Most people think children learn how to read through their eyes. But reading is actually learned through the ears. Parents lay a foundation for success in reading by talking to a child, reading books to her, and playing auditory games such as rhyming. The more books you read, the bigger his vocabulary becomes. A bigger vocabulary allows her to recognize lots of words while she reads. If you've read books to him about cheetahs and warthogs, it's more likely he can read those words when his teacher gives a homework assignment about the Serengeti Plains.
Learning to Read, Reading to Learn
A child will normally learn how to read through the following sequence:
- From birth to age three, children listen to lots of words spoken and learn how to talk.
- Children, aged three to four years old have growing vocabularies, and they learn how to rhyme.
- In first grade children are taught how to blend letter sounds together to "sound out" words and memorize sight words. They begin reading simple sentences.
- Second and third graders learn how to read "chapter" books and read fluently with comprehension.
- Can't rhyme due to minimal vocabulary
- Don't know the short vowel sounds - caused by an inability to hear differences in short vowel sounds. (Short vowels: a-apple, e-elephant, i-igloo, o-octopus, u-umbrella)

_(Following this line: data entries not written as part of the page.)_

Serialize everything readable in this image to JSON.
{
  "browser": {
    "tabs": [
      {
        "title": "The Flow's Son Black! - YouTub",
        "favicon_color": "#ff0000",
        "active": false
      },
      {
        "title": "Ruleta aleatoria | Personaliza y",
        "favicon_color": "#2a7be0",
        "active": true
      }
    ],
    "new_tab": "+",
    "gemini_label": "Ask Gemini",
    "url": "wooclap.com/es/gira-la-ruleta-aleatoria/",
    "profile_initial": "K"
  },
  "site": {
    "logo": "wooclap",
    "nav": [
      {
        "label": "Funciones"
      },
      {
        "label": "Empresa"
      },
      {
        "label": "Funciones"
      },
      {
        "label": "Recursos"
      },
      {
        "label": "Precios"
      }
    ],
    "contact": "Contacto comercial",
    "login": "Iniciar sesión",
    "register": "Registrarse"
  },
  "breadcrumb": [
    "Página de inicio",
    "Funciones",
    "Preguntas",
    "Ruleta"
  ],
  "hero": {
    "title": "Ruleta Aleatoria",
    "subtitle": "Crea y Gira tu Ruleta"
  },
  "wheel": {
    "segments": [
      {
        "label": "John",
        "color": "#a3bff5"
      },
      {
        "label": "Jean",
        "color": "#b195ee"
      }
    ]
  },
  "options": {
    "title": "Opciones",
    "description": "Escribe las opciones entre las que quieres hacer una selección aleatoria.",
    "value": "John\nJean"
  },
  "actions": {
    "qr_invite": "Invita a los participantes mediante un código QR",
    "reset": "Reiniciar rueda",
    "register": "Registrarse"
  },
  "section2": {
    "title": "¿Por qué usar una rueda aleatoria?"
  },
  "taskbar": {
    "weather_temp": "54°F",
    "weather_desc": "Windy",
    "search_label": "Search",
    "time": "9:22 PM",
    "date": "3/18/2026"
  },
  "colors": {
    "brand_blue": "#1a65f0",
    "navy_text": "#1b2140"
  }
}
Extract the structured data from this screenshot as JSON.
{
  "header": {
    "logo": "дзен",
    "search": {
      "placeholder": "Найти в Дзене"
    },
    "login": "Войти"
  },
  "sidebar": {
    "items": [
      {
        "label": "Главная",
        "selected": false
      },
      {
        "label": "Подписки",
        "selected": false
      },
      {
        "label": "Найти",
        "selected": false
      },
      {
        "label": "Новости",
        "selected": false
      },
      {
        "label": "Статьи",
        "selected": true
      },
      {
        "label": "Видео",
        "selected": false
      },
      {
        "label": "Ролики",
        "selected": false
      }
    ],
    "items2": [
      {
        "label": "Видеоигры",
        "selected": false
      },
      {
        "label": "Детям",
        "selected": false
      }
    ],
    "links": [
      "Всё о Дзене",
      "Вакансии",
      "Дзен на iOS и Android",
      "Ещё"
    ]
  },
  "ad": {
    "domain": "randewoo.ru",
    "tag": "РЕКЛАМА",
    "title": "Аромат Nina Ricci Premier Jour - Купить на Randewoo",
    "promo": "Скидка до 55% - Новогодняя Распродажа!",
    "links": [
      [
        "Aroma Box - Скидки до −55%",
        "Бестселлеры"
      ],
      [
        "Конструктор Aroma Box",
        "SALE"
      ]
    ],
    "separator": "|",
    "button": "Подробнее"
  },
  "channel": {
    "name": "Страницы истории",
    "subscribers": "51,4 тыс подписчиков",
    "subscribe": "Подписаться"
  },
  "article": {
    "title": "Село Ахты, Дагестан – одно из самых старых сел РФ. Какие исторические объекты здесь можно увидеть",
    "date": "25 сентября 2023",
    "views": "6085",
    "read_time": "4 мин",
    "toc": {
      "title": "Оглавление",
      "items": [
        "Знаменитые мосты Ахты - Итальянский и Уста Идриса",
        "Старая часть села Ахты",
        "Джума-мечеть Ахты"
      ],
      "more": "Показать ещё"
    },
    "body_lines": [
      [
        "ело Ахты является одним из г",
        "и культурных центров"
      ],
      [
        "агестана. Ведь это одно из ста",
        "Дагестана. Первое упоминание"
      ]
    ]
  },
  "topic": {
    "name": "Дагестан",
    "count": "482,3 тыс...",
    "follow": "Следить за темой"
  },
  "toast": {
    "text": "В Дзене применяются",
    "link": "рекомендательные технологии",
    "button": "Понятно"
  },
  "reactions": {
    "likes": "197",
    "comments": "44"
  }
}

- Can't put word parts together to make words - a skill used in sounding out new words.
- Slow recall of letter sounds, sees the letter w but can't remember what it says.
Absence of these critical auditory skills increase the difficulty in learning to read which in turn compounds the overall learning challenges. A team of local volunteers has formed a tutorial group whose goal is to help overcome these learning difficulties by bridging the language gap created by the absence of English in the home place.

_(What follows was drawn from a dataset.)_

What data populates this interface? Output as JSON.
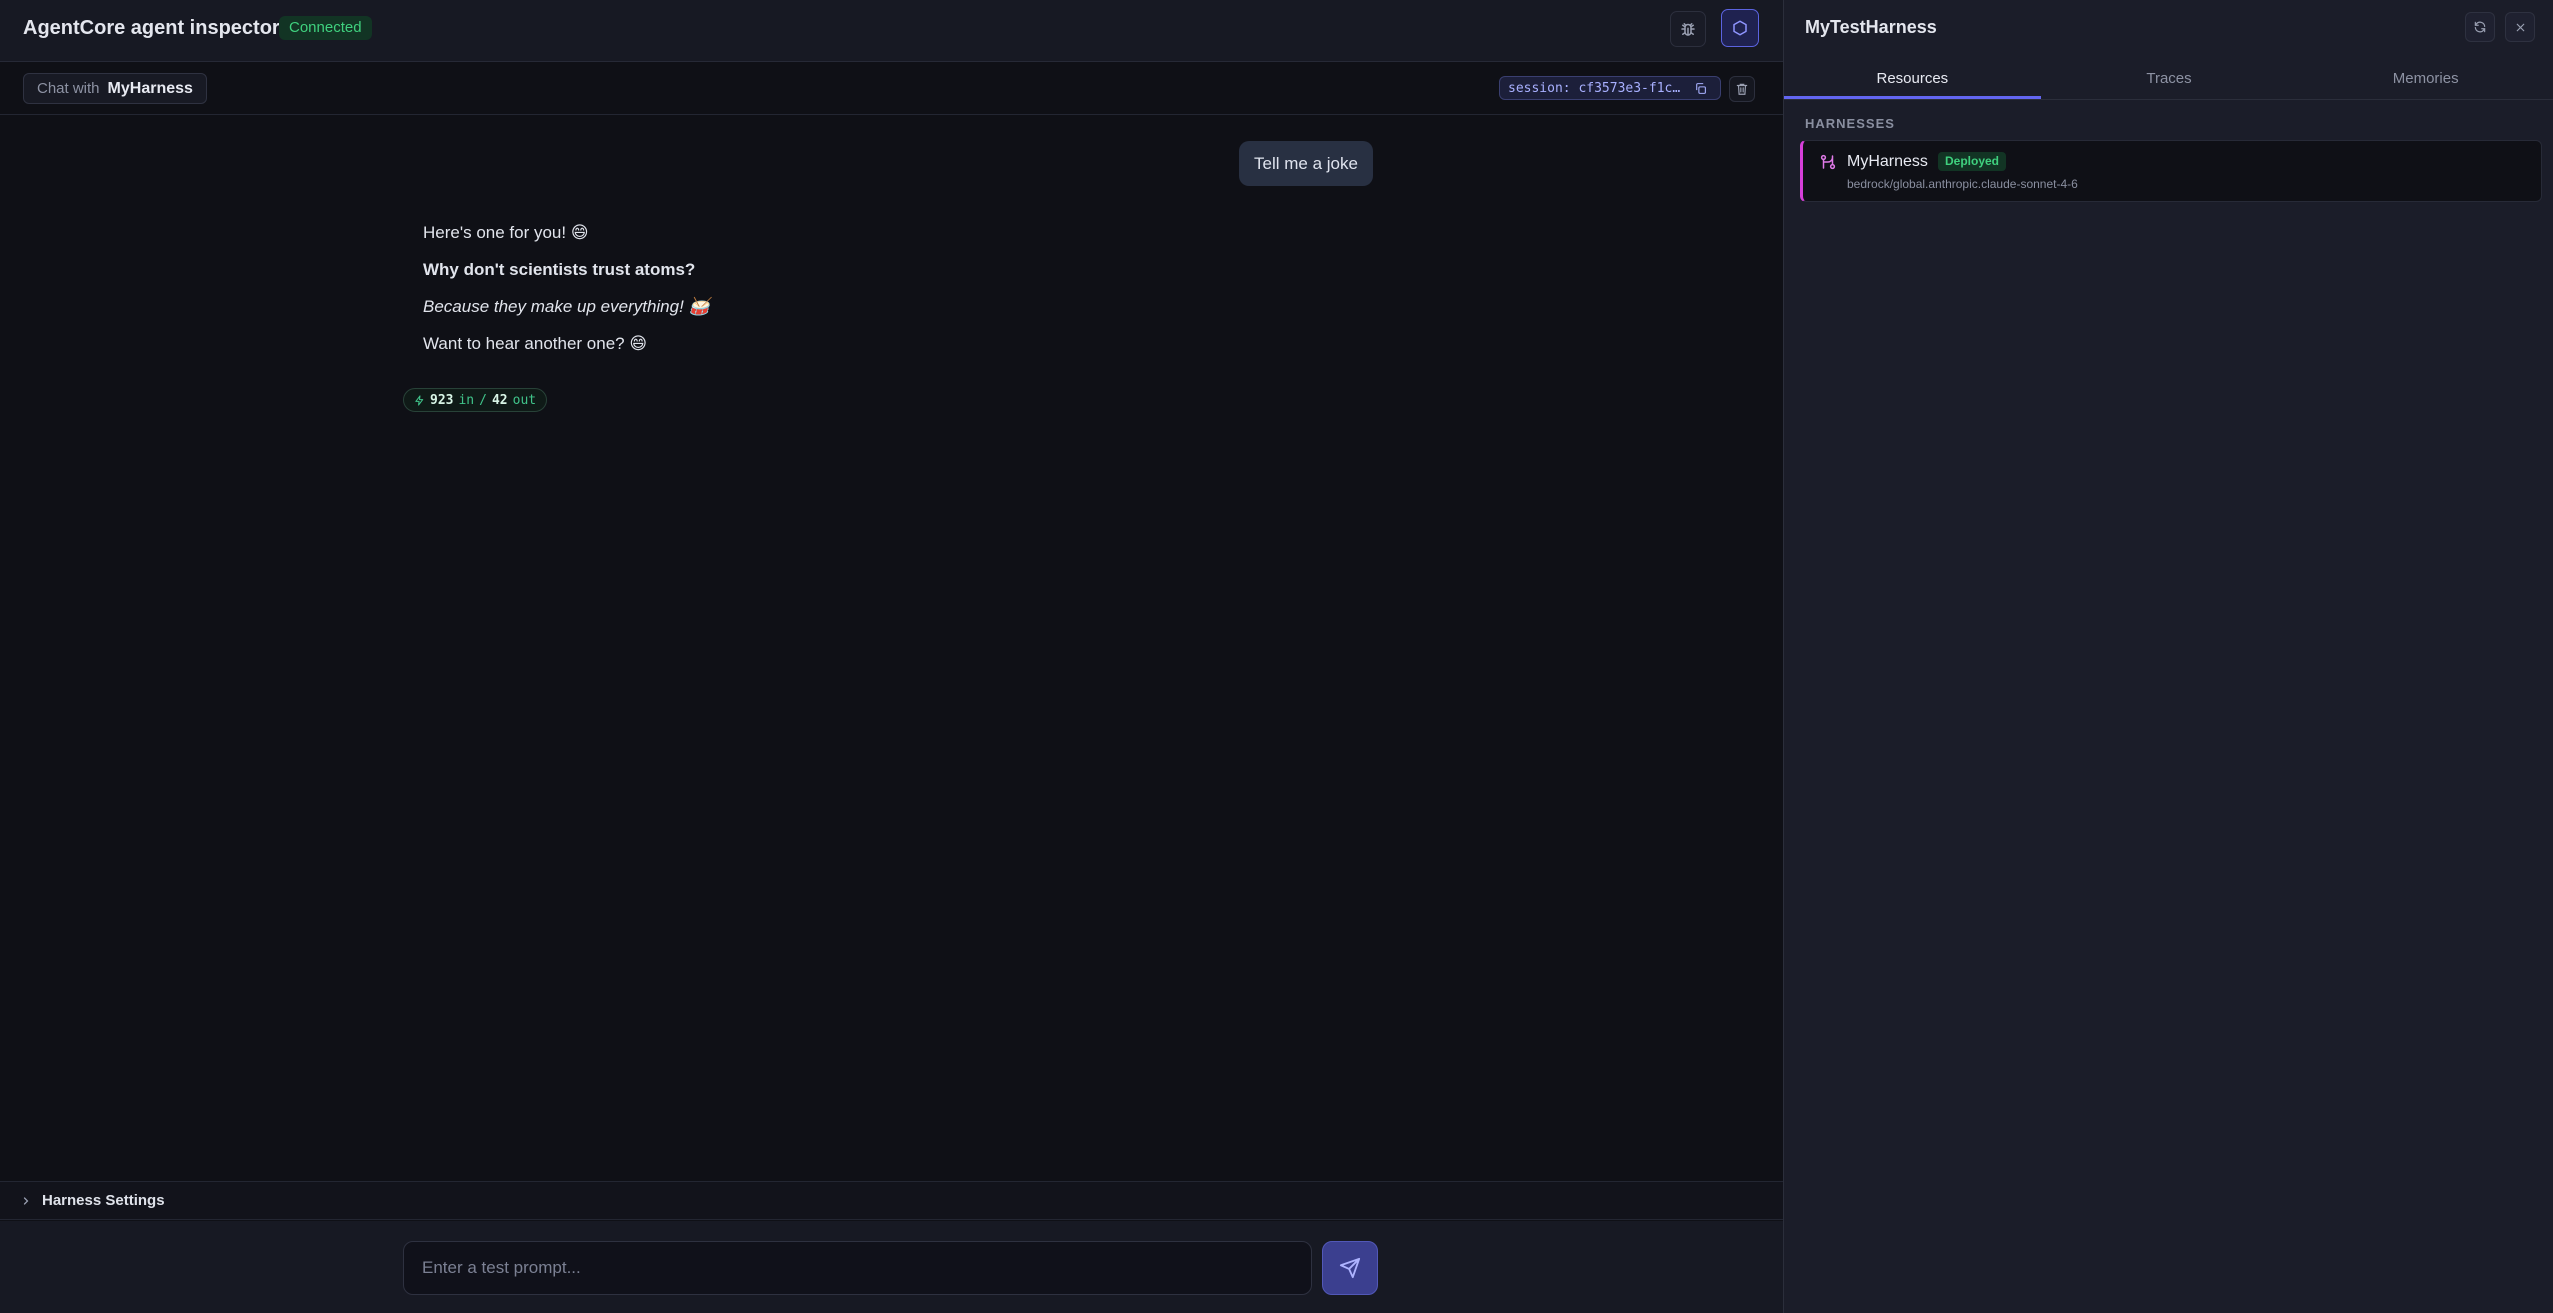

Volunteers gather at Fellowship Bible Church each Wednesday from 5:30 until 7 PM throughout the school year to read to children or listen to the child read and offer coaching over the rough spots. Additional volunteers tutor students on various school subjects to help them accelerate and succeed in their classes.

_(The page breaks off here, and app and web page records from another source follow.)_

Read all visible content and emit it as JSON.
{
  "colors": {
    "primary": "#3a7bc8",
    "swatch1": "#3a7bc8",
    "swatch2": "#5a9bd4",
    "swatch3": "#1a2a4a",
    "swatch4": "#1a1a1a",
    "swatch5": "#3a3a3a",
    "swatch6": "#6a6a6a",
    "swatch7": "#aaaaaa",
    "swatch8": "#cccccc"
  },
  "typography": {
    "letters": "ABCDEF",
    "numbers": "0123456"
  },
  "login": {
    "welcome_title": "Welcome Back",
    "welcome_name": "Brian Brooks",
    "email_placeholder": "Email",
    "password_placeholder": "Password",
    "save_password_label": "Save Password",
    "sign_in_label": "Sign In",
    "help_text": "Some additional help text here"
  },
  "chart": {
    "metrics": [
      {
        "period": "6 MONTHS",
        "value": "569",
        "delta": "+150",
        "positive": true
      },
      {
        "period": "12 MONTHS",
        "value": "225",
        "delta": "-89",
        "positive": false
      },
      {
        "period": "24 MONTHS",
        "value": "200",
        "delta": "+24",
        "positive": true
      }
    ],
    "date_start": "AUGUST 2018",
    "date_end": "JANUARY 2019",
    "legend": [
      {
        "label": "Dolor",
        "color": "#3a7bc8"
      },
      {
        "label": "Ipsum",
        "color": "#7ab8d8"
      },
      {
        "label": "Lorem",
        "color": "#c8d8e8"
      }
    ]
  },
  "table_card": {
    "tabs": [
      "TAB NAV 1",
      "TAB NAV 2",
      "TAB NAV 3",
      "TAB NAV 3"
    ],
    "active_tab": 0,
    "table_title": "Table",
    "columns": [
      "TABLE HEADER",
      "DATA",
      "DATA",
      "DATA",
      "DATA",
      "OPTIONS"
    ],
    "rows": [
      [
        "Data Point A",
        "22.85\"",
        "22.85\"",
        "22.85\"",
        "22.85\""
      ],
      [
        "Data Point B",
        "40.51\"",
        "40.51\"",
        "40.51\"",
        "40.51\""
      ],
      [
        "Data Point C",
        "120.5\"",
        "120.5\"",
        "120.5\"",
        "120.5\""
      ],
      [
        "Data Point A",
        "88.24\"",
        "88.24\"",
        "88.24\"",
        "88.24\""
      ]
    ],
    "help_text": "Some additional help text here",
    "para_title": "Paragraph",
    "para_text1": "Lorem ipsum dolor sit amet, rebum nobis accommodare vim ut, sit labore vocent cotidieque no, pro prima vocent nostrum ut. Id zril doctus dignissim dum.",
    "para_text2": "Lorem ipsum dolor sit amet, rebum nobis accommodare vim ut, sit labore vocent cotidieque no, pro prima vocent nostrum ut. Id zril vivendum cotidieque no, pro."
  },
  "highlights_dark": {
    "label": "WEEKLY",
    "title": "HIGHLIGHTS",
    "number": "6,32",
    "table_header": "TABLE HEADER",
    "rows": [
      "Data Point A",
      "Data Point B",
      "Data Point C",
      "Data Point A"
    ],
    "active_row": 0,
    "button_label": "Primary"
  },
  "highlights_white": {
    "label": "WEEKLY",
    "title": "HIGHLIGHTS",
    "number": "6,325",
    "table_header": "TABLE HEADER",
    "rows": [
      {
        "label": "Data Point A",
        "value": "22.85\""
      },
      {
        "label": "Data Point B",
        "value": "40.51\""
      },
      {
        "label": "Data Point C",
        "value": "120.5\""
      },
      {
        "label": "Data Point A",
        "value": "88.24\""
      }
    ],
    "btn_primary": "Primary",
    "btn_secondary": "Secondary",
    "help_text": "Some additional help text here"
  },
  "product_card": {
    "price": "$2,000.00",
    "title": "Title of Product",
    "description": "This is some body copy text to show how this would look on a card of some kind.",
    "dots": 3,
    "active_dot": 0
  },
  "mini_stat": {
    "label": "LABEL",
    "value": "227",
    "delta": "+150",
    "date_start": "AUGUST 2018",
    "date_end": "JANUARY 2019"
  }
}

As you can imagine, demand for this assistance in our community is at least twice as great as there are volunteers to support them. If you are interested becoming a volunteer tutor or know others who would be, please share the FLYER with them and ask them to join in each Wednesday evening – you’ll be surprised by the gratitude you’ll receive from appreciative individuals learning from you!